* [Aim of the exercise] On how many lines of the data below does the word "DESHUN" appear? Reply with the number only.

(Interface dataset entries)
++++
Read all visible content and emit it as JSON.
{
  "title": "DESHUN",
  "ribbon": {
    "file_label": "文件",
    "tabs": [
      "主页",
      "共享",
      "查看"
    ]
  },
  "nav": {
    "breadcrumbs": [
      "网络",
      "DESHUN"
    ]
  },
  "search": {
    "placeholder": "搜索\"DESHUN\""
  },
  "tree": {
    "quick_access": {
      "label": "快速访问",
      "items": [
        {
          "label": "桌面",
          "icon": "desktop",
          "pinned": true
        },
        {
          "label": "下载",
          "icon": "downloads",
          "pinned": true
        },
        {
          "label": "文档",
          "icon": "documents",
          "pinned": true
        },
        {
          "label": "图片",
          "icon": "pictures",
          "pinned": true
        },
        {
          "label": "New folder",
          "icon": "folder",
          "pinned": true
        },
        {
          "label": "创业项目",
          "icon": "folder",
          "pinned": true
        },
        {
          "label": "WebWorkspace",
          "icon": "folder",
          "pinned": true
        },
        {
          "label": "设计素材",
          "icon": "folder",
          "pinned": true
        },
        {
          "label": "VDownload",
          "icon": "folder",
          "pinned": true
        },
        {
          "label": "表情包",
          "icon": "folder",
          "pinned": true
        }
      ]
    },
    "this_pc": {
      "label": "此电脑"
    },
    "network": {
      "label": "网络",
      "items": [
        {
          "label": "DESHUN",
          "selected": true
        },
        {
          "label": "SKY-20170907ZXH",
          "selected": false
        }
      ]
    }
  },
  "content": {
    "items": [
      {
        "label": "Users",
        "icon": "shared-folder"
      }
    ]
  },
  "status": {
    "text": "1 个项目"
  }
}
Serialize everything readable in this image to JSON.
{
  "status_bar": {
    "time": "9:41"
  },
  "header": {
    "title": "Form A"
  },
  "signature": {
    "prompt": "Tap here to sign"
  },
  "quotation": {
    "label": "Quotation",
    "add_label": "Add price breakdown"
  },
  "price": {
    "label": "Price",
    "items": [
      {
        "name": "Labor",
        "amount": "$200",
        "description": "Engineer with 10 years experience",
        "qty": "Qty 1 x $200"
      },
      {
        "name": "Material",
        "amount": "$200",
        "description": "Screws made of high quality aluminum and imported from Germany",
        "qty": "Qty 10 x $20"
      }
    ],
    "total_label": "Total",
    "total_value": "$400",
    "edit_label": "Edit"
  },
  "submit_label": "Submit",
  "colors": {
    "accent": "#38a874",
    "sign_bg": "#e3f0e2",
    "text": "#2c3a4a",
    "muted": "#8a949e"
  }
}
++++
* [Answer] 4